- expose more functionality from include/llvm-c/LinkTimeOptimizer.h?
(meaning the code using liblto would be C, not be C++)

I currently have something that links the example without errors. It is not
pretty though: a Python script intercepts the invocation of collect2,
splits the list of object files into bitcode and native, calls a process I
named "precollect" to link the bitcode objects into a single native object
and then calls the real collect2 with only native objects. The precollect
tool is based on the llvm-ld source.

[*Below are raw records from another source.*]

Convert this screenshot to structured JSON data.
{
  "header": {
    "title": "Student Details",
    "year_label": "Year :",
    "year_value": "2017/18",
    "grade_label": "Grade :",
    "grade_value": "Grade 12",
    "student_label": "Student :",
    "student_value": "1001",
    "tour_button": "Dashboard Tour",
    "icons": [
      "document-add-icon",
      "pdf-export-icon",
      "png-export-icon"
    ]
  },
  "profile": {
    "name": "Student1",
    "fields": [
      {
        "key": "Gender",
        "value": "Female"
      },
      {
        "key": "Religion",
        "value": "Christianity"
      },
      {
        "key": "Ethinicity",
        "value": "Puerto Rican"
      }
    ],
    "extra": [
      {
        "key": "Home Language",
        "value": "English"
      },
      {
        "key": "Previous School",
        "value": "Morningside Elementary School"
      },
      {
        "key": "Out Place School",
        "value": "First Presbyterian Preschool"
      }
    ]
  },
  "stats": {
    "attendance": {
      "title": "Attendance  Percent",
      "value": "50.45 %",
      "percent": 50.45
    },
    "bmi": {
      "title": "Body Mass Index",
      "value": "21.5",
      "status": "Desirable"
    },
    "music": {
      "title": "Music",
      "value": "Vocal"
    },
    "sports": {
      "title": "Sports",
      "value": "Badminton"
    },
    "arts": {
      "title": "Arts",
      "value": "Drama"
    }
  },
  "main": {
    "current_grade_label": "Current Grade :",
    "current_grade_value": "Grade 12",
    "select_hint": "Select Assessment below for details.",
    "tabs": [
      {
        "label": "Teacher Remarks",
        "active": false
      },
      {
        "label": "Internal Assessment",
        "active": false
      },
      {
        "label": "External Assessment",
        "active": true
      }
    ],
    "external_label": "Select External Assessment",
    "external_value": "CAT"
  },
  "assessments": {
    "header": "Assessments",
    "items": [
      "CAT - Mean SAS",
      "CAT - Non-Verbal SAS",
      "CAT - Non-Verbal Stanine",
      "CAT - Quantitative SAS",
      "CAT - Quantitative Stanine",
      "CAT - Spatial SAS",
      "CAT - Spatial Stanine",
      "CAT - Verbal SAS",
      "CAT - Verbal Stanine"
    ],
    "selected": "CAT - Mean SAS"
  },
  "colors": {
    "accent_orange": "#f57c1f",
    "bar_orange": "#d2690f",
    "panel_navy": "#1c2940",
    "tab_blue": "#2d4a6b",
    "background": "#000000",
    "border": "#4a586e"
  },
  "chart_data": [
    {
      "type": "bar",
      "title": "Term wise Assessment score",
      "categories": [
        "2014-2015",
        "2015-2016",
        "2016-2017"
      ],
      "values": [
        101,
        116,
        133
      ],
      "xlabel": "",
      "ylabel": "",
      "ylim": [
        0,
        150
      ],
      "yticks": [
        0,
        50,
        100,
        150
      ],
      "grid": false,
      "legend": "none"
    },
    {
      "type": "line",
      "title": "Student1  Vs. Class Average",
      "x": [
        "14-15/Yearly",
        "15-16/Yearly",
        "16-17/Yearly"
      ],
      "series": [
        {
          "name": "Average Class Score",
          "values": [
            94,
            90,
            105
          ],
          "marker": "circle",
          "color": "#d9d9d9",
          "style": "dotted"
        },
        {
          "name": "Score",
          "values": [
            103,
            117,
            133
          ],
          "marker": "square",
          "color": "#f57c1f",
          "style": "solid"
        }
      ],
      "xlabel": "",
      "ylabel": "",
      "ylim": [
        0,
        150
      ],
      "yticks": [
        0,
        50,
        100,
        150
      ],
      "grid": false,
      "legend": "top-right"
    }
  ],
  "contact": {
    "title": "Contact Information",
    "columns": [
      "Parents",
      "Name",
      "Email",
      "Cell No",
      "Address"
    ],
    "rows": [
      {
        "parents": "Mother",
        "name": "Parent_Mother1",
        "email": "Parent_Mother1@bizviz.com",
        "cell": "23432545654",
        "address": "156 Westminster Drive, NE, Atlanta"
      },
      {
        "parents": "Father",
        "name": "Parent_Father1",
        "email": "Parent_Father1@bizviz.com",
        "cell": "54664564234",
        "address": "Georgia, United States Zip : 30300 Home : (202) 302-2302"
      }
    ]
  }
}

What does not work yet, is the actual optimization: precollect does not take
advantage of the fact that this is the final link step that will produce an
executable and all unreferenced symbols are unused. Therefore the dead code
elimination from the example is not performed. To make that possible,
precollect would have to know about all object files, including the native
ones, to determine which symbols are unused. Also, I should figure out how
to tell liblto "there are no symbol references that you do not know about";
I assume that option already exists, but I didn't look for it yet.

Bye,
    Maarten

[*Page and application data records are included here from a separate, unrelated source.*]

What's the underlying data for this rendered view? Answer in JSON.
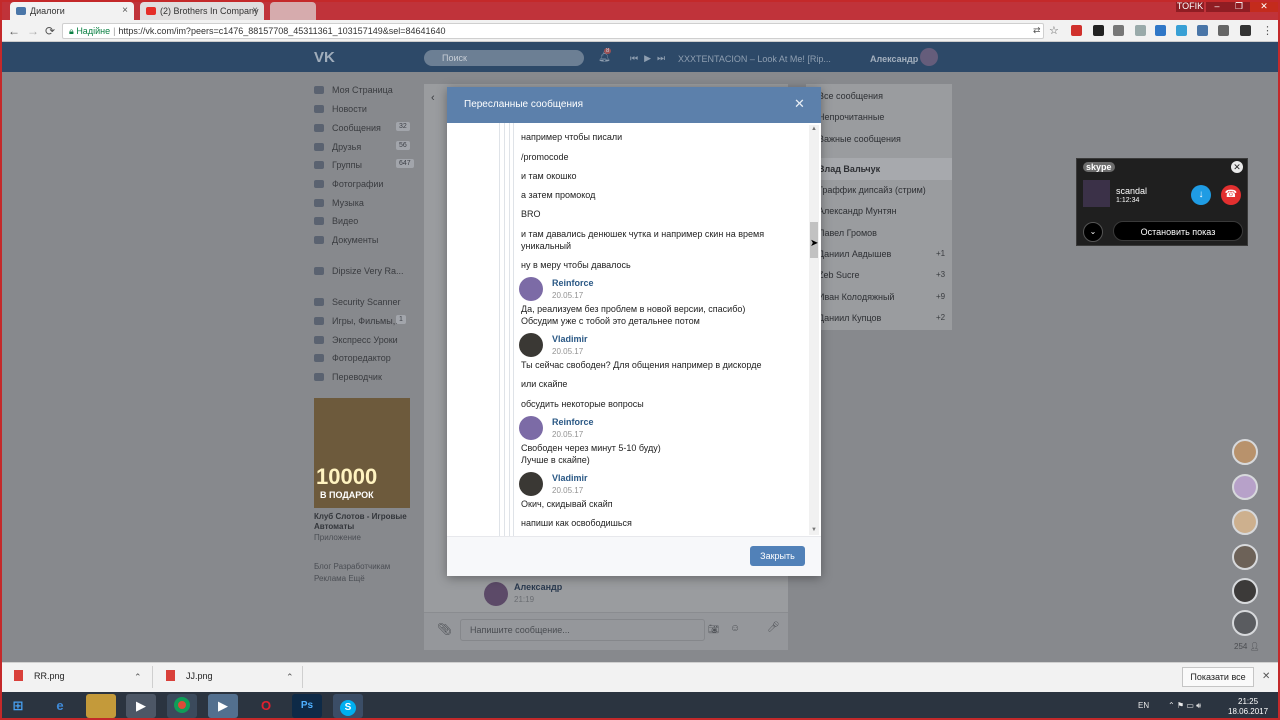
{
  "browser": {
    "tabs": [
      {
        "label": "Диалоги",
        "active": true
      },
      {
        "label": "(2) Brothers In Company",
        "active": false
      }
    ],
    "profile_label": "TOFIK",
    "url": {
      "secure_label": "Надійне",
      "text": "https://vk.com/im?peers=c1476_88157708_45311361_103157149&sel=84641640"
    }
  },
  "vk": {
    "logo": "VK",
    "search_placeholder": "Поиск",
    "notification_count": "8",
    "player_text": "XXXTENTACION – Look At Me! [Rip...",
    "user_name": "Александр",
    "sidebar": [
      {
        "label": "Моя Страница",
        "badge": ""
      },
      {
        "label": "Новости",
        "badge": ""
      },
      {
        "label": "Сообщения",
        "badge": "32"
      },
      {
        "label": "Друзья",
        "badge": "56"
      },
      {
        "label": "Группы",
        "badge": "647"
      },
      {
        "label": "Фотографии",
        "badge": ""
      },
      {
        "label": "Музыка",
        "badge": ""
      },
      {
        "label": "Видео",
        "badge": ""
      },
      {
        "label": "Документы",
        "badge": ""
      }
    ],
    "sidebar_group": "Dipsize Very Ra...",
    "sidebar_apps": [
      {
        "label": "Security Scanner",
        "badge": ""
      },
      {
        "label": "Игры, Фильмы,...",
        "badge": "1"
      },
      {
        "label": "Экспресс Уроки",
        "badge": ""
      },
      {
        "label": "Фоторедактор",
        "badge": ""
      },
      {
        "label": "Переводчик",
        "badge": ""
      }
    ],
    "ad": {
      "big": "10000",
      "sub": "В ПОДАРОК",
      "title": "Клуб Слотов - Игровые Автоматы",
      "category": "Приложение"
    },
    "footer_links": "Блог   Разработчикам\nРеклама   Ещё",
    "filters": [
      "Все сообщения",
      "Непрочитанные",
      "Важные сообщения"
    ],
    "dialogs": [
      {
        "name": "Влад Вальчук",
        "count": ""
      },
      {
        "name": "Граффик дипсайз (стрим)",
        "count": ""
      },
      {
        "name": "Александр Мунтян",
        "count": ""
      },
      {
        "name": "Павел Громов",
        "count": ""
      },
      {
        "name": "Даниил Авдышев",
        "count": "+1"
      },
      {
        "name": "Zeb Sucre",
        "count": "+3"
      },
      {
        "name": "Иван Колодяжный",
        "count": "+9"
      },
      {
        "name": "Даниил Купцов",
        "count": "+2"
      }
    ],
    "behind_message": {
      "author": "Александр",
      "time": "21:19"
    },
    "composer_placeholder": "Напишите сообщение..."
  },
  "modal": {
    "title": "Пересланные сообщения",
    "close_button": "Закрыть",
    "messages": [
      "например чтобы писали",
      "/promocode",
      "и там окошко",
      "а затем промокод",
      "BRO",
      "и там давались денюшек чутка и например скин на время",
      "уникальный",
      "ну в меру чтобы давалось"
    ],
    "posts": [
      {
        "author": "Reinforce",
        "date": "20.05.17",
        "lines": [
          "Да, реализуем без проблем в новой версии, спасибо)",
          "Обсудим уже с тобой это детальнее потом"
        ]
      },
      {
        "author": "Vladimir",
        "date": "20.05.17",
        "lines": [
          "Ты сейчас свободен? Для общения например в дискорде",
          "или скайпе",
          "обсудить некоторые вопросы"
        ]
      },
      {
        "author": "Reinforce",
        "date": "20.05.17",
        "lines": [
          "Свободен через минут 5-10 буду)",
          "Лучше в скайпе)"
        ]
      },
      {
        "author": "Vladimir",
        "date": "20.05.17",
        "lines": [
          "Окич, скидывай скайп",
          "напиши как освободишься"
        ]
      }
    ]
  },
  "skype": {
    "brand": "skype",
    "caller": "scandal",
    "duration": "1:12:34",
    "stop_label": "Остановить показ"
  },
  "online_count": "254",
  "downloads": {
    "items": [
      "RR.png",
      "JJ.png"
    ],
    "show_all": "Показати все"
  },
  "taskbar": {
    "language": "EN",
    "time": "21:25",
    "date": "18.06.2017"
  }
}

Hello, Maarten

As far as I can see, collect2.c does not read the object files though: it
only runs "nm" on them, which is not what we need to determine which files
are bitcode files.

This can be identified via LLVM's sys::IdentifyFileType()

One thing I'm wondering is how to merge the C code of collect2 with the C++
code that uses liblto:
- convert collect2.c to collect2.cpp?
- put the C++ code in a separate source file and link the C object file and
the C++ object file together into a single collect2 executable?
- expose more functionality from include/llvm-c/LinkTimeOptimizer.h?
(meaning the code using liblto would be C, not be C++)

There are C wrappers for liblto calls. Also, ask Chandler (CCed) about
his patches. Maybe he started to work on collect integration already.

After studying collect2.c a bit more, I see that quite a lot of it is for
option parsing and signal handling, so maybe merging is better indeed.

Ok.

As far as I can see, collect2.c does not read the object files though: it
only runs "nm" on them, which is not what we need to determine which files
are bitcode files.

Ok, well you can use the LLVM functions to do this, or just assume that if NM doesn't know what it is that it is an LLVM file. The liblto methods should return an error code if the file isn't an llvm bc file.

One thing I'm wondering is how to merge the C code of collect2 with the C++
code that uses liblto:
- convert collect2.c to collect2.cpp?
- put the C++ code in a separate source file and link the C object file and
the C++ object file together into a single collect2 executable?
- expose more functionality from include/llvm-c/LinkTimeOptimizer.h?
(meaning the code using liblto would be C, not be C++)

I'd suggest using the C interfaces as Anton mentioned.

What does not work yet, is the actual optimization: precollect does not take
advantage of the fact that this is the final link step that will produce an
executable and all unreferenced symbols are unused. Therefore the dead code
elimination from the example is not performed. To make that possible,
precollect would have to know about all object files, including the native
ones, to determine which symbols are unused. Also, I should figure out how
to tell liblto "there are no symbol references that you do not know about";
I assume that option already exists, but I didn't look for it yet.

If collect2 is already calling nm, you can use the info from nm to tell liblto about symbols defined and referenced by the native .o files. This will let transparent mix and match of .o files work.

-Chris